homeabout Rugged RiderRugged Rider productskits liststips & tricksblogRugged Rider storecontact rugged rider


Do Boobs and Motorcycles mix?

Thursday, December 20th, 2012 RIDING Comments Off on Do Boobs and Motorcycles mix?

Find out what the doctors aren't telling you.

It was a beautiful summer day in June when I found myself sliding down Fairfax Blvd face down for twenty five feet when a million thoughts rushed into my head, “Crap, I’m going down. Wow, how weird the asphalt looks sliding by my visor. Thank heavens
I’m wearing my motorcycle gear.” I popped up in the middle of traffic in shock and walked away from my motorcycle to the sidewalk in a daze. Waiting for the paramedics as onlookers congregated around me gave me a chance to assess my injuries. My right shoulder and foot took the brunt of the impact, but everything else seemed ok. I thought I was lucky to walk away from my first motorcycle accident
with just a broken collar bone and broken big toe. It was not until a year later that I started to feel the effects of silicone poisoning.

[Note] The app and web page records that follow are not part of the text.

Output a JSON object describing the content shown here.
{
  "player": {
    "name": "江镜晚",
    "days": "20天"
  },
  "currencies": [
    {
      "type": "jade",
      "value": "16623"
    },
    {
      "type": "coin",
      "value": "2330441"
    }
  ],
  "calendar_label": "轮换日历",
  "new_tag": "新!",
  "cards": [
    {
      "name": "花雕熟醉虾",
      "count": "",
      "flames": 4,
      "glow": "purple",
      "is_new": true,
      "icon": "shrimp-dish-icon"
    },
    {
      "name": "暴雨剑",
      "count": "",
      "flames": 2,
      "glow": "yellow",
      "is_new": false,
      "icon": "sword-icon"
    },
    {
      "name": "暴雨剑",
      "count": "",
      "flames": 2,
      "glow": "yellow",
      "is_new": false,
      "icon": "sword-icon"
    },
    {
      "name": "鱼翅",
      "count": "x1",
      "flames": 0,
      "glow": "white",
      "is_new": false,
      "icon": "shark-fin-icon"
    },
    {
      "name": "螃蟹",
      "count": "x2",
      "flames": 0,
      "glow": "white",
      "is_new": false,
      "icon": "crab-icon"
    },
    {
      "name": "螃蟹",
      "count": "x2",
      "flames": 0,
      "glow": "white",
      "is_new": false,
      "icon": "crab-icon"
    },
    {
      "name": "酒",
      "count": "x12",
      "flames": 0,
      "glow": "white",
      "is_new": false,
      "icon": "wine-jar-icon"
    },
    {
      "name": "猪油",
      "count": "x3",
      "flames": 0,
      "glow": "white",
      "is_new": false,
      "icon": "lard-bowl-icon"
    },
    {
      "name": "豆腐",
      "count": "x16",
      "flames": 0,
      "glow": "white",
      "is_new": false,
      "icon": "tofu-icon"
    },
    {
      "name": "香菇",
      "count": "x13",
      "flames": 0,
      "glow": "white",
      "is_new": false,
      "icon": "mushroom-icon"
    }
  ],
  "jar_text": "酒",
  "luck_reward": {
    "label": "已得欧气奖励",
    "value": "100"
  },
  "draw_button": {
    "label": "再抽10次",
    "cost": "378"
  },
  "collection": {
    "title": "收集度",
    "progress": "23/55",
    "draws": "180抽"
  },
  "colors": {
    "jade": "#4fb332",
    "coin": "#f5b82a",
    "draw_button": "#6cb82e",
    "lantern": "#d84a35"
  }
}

It was back in 1988 when I was 24 that I made the decision to transform my body into something that it was not. I was very athletic, very sensual, and loved my body. But, for some reason I was born into a time that gave women easy access to change the way they looked, especially when living in Los Angeles. I wondered what it would feel like to match my sensuality with a womanly figure. No one else was involved in my decision, so it was just fascinating to witness my emotional process through the whole thing. I thought my emotional state before and after the surgery was a healthy body image. I had fun and thoroughly enjoyed it both without and with the new breasts. The decision wasn’t to
improve my self image. It was to enjoy a new experience.

Three weeks ago the silicone poisoning ramped up from the ruptured implant due to the accident. I got bad headaches, and felt a burning sensation from my breast that spread into the entire chest cavity. After mining the internet for facts regarding silicone poisoning, I was not shocked to find details that weren’t shared with me by the surgeon when I first got them. Silicone is made up of major neurotoxins and carcinogens, which is a recipe for ill health even when they don’t rupture http://www.jussta.com/recipe_for_death.htm). There are many women who have suffered from autoimmune diseases immediately after the implants were put in, but the medical community has refused to link them. It’s a multi-billion dollar industry, and that’s a hell of a lot of hush money.

After going in to get my symptoms checked out, my doctor scheduled an MRI to confirm her diagnosis of a rupture. The MRI came back positive for silicone leakage. Luckily, I was immediately referred to Dr. David Sayah, one of the top plastic
surgeons in Beverly Hills in my opinion, to perform the removal of the implants right away. I felt so out of place walking into that gorgeous marble-lined office fresh out of the tv show “Nip Tuck.” How the hell did I get sucked into this merry-go-round, anyway?

Right now for me at age 48, I am more concerned about health than ego. I enjoyed my wonderful experience with the bigger breasts for 24 years, but am very happy to embrace the old me and a healthy body. I have decided not to replace them,
because I’m ready to feel the energy in my body in its purest form without the interference of any foreign matter inside. I’m feeling some big energy flow through my body these days, and much of the time it surfaces as vibration in my feet. Other times it shoots through my body in pulses or strong waves during meditation. I’m ready for the next phase of my life that includes a more spiritually sensual embrace of my body.

As I look at my body in the mirror after surgery, I find myself exploring all of the new emotions that are surging forward. I had identified myself with these breasts for all of my adult life, so I’m allowing myself to feel all of the emotions that go with the process of letting them go. To be perfectly honest, I’m going through a mourning phase right off the bat. It almost feels as if I’ve had a double mastectomy, and am currently really missing them. But, I am walking away with a stronger emotion that overrides it all, and that is the excitement I’m feeling about a healthy body with beautiful energy that others can feel. At the end of the day, isn’t the beauty always found from within, anyway?


Tags: , , , , , ,

© Rugged Rider. All Rights Reserved. Website by Sunfish Design